WORK TASK: List all lines of the data containing the word "Observaciones".

RECORDS FOR THIS EXERCISE:
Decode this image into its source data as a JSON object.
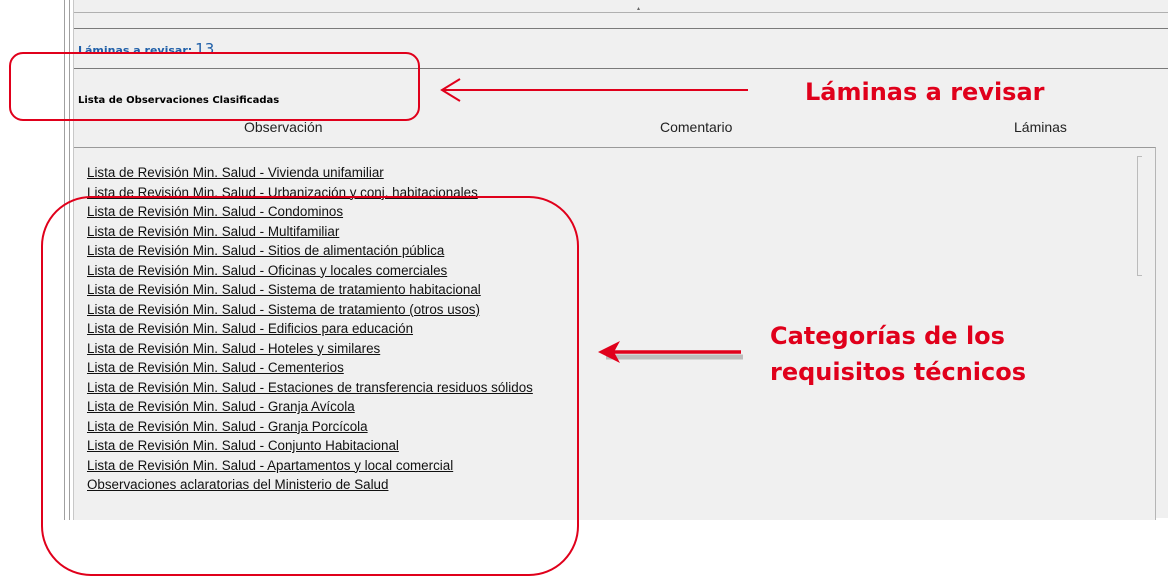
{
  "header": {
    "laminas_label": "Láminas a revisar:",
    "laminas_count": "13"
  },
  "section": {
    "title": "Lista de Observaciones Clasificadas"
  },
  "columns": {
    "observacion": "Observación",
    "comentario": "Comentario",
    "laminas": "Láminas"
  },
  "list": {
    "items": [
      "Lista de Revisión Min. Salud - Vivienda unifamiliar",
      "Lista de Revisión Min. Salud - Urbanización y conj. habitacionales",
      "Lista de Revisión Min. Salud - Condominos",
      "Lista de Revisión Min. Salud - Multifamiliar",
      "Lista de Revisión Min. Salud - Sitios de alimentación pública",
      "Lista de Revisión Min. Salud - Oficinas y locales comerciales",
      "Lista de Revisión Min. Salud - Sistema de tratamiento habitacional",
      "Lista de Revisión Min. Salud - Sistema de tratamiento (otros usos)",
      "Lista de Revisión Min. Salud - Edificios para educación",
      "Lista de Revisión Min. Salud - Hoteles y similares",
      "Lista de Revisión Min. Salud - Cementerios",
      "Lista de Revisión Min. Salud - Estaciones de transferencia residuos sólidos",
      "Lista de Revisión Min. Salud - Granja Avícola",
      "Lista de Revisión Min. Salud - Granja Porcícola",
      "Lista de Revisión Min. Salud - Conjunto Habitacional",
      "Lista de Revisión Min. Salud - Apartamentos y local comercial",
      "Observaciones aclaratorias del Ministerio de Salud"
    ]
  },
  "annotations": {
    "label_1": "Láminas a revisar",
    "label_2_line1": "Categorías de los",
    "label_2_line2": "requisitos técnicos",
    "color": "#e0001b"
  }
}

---

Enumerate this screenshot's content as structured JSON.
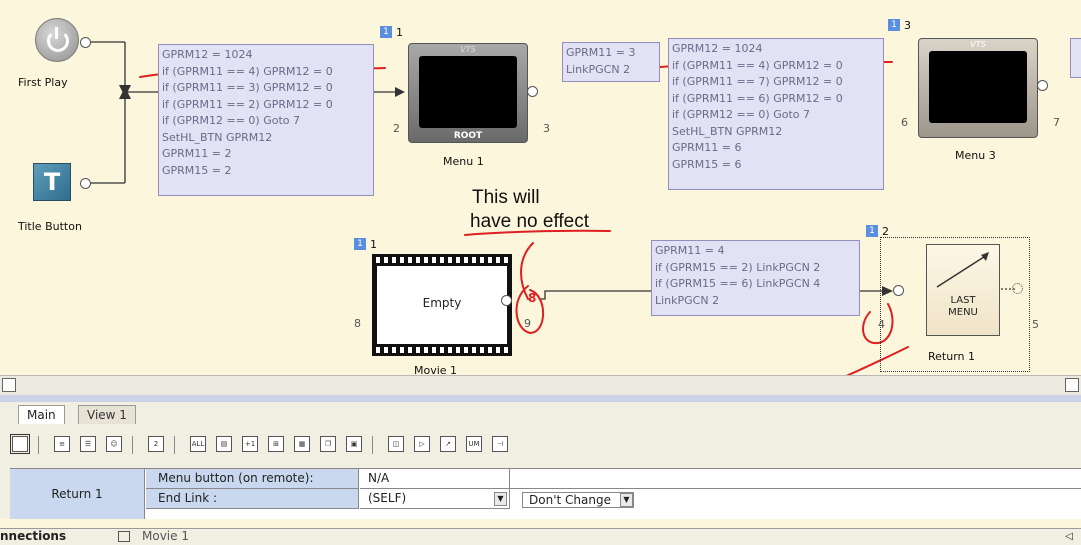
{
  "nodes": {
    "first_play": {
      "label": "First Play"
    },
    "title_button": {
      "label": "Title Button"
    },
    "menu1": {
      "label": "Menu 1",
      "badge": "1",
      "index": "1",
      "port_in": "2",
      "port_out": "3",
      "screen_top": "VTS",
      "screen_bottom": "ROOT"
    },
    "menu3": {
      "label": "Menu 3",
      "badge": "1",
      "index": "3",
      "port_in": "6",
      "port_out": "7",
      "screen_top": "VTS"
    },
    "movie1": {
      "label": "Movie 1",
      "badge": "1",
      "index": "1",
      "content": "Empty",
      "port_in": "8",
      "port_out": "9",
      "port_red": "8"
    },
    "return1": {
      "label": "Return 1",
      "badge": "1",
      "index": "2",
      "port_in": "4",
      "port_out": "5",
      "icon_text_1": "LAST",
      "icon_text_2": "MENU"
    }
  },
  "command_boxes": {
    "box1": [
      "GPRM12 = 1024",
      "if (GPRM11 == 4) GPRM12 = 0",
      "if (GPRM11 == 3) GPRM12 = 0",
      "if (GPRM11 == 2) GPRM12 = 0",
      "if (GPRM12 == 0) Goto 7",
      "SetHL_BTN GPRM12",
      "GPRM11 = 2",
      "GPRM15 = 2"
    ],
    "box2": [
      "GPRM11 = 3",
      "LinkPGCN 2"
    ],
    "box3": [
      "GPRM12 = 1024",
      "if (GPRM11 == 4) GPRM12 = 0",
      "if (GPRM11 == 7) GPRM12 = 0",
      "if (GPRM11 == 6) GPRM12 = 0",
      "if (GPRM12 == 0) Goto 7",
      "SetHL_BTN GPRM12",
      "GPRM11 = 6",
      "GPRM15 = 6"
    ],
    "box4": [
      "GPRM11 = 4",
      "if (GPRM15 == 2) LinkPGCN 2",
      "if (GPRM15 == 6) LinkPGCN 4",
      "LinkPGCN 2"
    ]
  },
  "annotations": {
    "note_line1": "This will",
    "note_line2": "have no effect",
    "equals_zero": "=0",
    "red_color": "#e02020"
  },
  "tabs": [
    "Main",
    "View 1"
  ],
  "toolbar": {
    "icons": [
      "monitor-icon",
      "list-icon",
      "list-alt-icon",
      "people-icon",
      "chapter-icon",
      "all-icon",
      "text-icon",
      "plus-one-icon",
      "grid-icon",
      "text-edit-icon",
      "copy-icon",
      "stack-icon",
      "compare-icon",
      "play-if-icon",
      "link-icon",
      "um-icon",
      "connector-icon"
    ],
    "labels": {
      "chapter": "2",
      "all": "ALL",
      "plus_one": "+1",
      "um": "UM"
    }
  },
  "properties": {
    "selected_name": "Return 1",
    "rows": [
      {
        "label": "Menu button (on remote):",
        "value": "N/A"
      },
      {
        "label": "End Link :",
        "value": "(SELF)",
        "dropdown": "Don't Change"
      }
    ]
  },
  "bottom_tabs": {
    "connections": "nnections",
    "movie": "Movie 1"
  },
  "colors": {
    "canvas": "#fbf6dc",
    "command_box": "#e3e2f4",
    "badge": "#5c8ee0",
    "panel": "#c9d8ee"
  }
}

TASK SOLUTION:
    "title": "Lista de Observaciones Clasificadas"
      "Observaciones aclaratorias del Ministerio de Salud"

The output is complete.